Coldwell Banker Brokers Of The Valley
Deborah Russell Broman, Coldwell Banker Brokers Of The ValleyPhone: (707) 337-4976
Email: [email protected]

How Relocation Can Impact Cost of Living

by Deborah Russell Broman 03/15/2020

Image by Wellnhofer Designs from Shutterstock

When you’re relocating you search for a property and learn the real estate market in your new area. Are you also looking at what the general cost of living is in your new city? The cost of living can be very different from state to state and city to city. Here are some common daily expenses you may want to research as part of your relocation planning. 

Groceries

The cost of groceries and home goods can vary drastically from place to place. If you’re moving to a new city or state your general cost of goods may increase or decrease depending on where you move. This is a cost many people don’t consider when thinking about the affordability of a new area. The price of milk might be 50% more or even double the cost from where you live now. The same shampoo you purchase in California might be half of the cost in Arizona. A change in sales tax will also make a difference in what you pay for goods. To gather information about how this may impact you, check into a few retail stores in your target area (or online if you can’t be local) and make some price comparisons based on the products you purchase regularly.

Transportation

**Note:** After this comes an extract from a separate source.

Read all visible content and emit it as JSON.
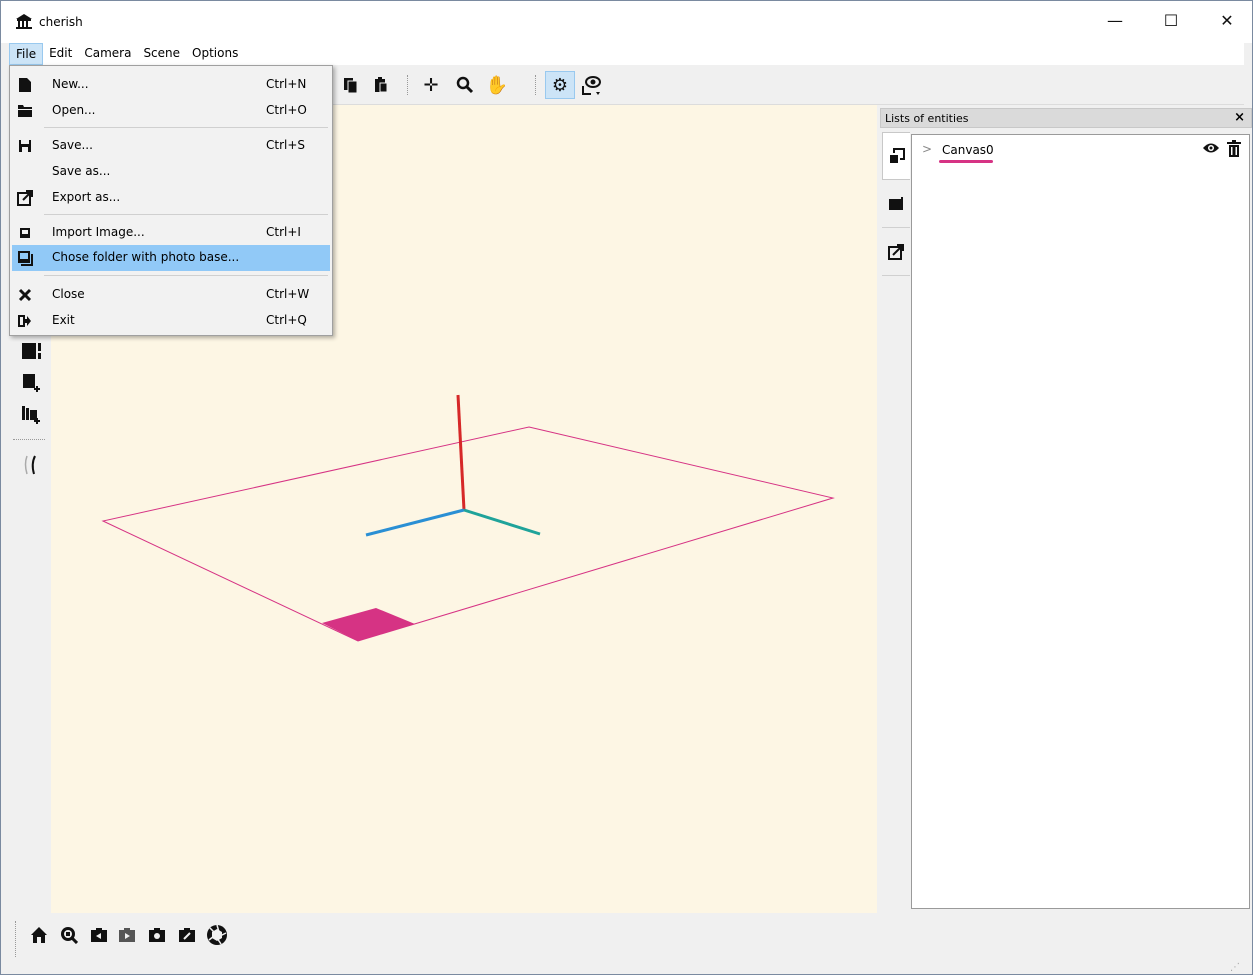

Gas prices can make a difference to your monthly costs. On the coasts, prices can be as high as $4.00 or more per gallon, but in the Midwest and South prices can be under $2.00 a gallon. If you’re moving to a location where gas prices increase consider those additional fill-ups when determining what commute you can manage. Is it most cost-effective for you to live further away from your workplace in a less expensive home? Does it make more sense to find a home closer to work allowing for a shorter commute or the use of a public transportation option? Consider also the amount of time you’re willing to spend on your commute each day.

Food and Entertainment

The amount you spend on entertainment and dining each month may change when you move. In some places a higher minimum wage is set for service industry workers, so a lower tip percentage is common. In other locations the service industry wage is quite low, so a higher tip percentage is the norm. Explore the activities you enjoy while you house hunt to get a better idea of what differences you might experience in your new location.

Services

Finally, the cost of general services can affect your bottom line. From your new hairdresser to housekeeping services to home repair companies you could see a change in pricing. If you frequently use these types of services or would like to, consider how the average cost for them fits into your monthly budget. 

These cost differences may not seem like a big factor, but they can impact your monthly expenses. If you’re moving to a more affordable place you may save enough on basic goods and services that you can increase your mortgage budget. However, if you’re relocating to a city with a higher cost of living, you may need to revisit your monthly budget to see what you can really afford.

About the Author
Author

Deborah Russell Broman

Selling Napa Valley real estate is an attitude with me. I combine my talents as a former marketing director and newspaper editor to bring you the highest quality service possible. I have been a Realtor for over 20 years, am a Broker Associate and hold my CRS (Certified Residential Specialist) and GRI (Graduate of Realtor’s Institute) professional designations. I am also a Coldwell Banker Previews Specialist and a Coldwell Banker Certified Masters Home Marketing Specialist.

My positive attitude ensures that my buyers and sellers will receive only the highest in quality service.  I've consistently earned the top office producer designation both at the Coldwell Banker office in St. Helena, as well as at my former office at Prudential California Realty.

Community involvement is very important to me. I have twice served as president of the Napa County Assn. Of Realtors, is a past board member of the Northbay Assn. Of Realtors, past president of the Women’s Council of Realtors, the Boys and Girls Club of Napa Valley, and the Northbay Regional Center, and is a current member of the Napa Valley Vintners Association and Wine Institute.

My winemaker husband, Bob, and I live in St. Helena. We produce Broman wines, have three grown children,  a 10 and 11 year old and a host of animals.